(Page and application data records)
*****

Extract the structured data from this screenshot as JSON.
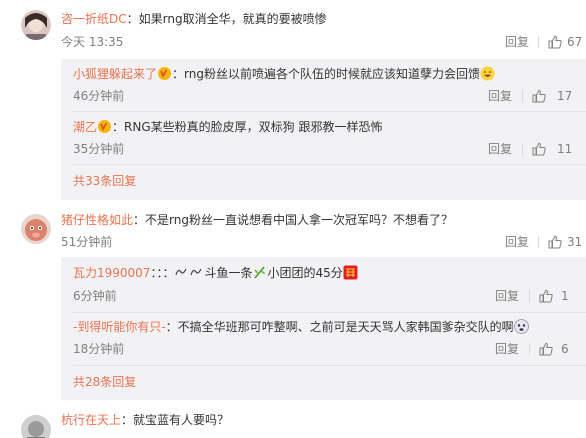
{
  "actions": {
    "reply": "回复"
  },
  "comments": [
    {
      "user": "咨一折纸DC",
      "text": "：如果rng取消全华，就真的要被喷惨",
      "time": "今天 13:35",
      "likes": "67",
      "replies": [
        {
          "user": "小狐狸躲起来了",
          "text": "：rng粉丝以前喷遍各个队伍的时候就应该知道孽力会回馈",
          "time": "46分钟前",
          "likes": "17"
        },
        {
          "user": "潮乙",
          "text": "：RNG某些粉真的脸皮厚，双标狗 跟邪教一样恐怖",
          "time": "35分钟前",
          "likes": "11"
        }
      ],
      "more": "共33条回复"
    },
    {
      "user": "猪仔性格如此",
      "text": "：不是rng粉丝一直说想看中国人拿一次冠军吗？不想看了？",
      "time": "51分钟前",
      "likes": "31",
      "replies": [
        {
          "user": "瓦力1990007",
          "text_a": "：：：",
          "text_b": "斗鱼一条",
          "text_c": "小团团的45分",
          "time": "6分钟前",
          "likes": "1"
        },
        {
          "user": "-到得听能你有只-",
          "text": "：不搞全华班那可咋整啊、之前可是天天骂人家韩国爹杂交队的啊",
          "time": "18分钟前",
          "likes": "6"
        }
      ],
      "more": "共28条回复"
    },
    {
      "user": "杭行在天上",
      "text": "：就宝蓝有人要吗？",
      "time": "",
      "likes": ""
    }
  ]
}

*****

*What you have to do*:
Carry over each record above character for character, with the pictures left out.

*Solved problem*:
Extract the structured data from this screenshot as JSON.
{
  "actions": {
    "reply": "回复"
  },
  "comments": [
    {
      "user": "咨一折纸DC",
      "text": "：如果rng取消全华，就真的要被喷惨",
      "time": "今天 13:35",
      "likes": "67",
      "replies": [
        {
          "user": "小狐狸躲起来了",
          "text": "：rng粉丝以前喷遍各个队伍的时候就应该知道孽力会回馈",
          "time": "46分钟前",
          "likes": "17"
        },
        {
          "user": "潮乙",
          "text": "：RNG某些粉真的脸皮厚，双标狗 跟邪教一样恐怖",
          "time": "35分钟前",
          "likes": "11"
        }
      ],
      "more": "共33条回复"
    },
    {
      "user": "猪仔性格如此",
      "text": "：不是rng粉丝一直说想看中国人拿一次冠军吗？不想看了？",
      "time": "51分钟前",
      "likes": "31",
      "replies": [
        {
          "user": "瓦力1990007",
          "text_a": "：：：",
          "text_b": "斗鱼一条",
          "text_c": "小团团的45分",
          "time": "6分钟前",
          "likes": "1"
        },
        {
          "user": "-到得听能你有只-",
          "text": "：不搞全华班那可咋整啊、之前可是天天骂人家韩国爹杂交队的啊",
          "time": "18分钟前",
          "likes": "6"
        }
      ],
      "more": "共28条回复"
    },
    {
      "user": "杭行在天上",
      "text": "：就宝蓝有人要吗？",
      "time": "",
      "likes": ""
    }
  ]
}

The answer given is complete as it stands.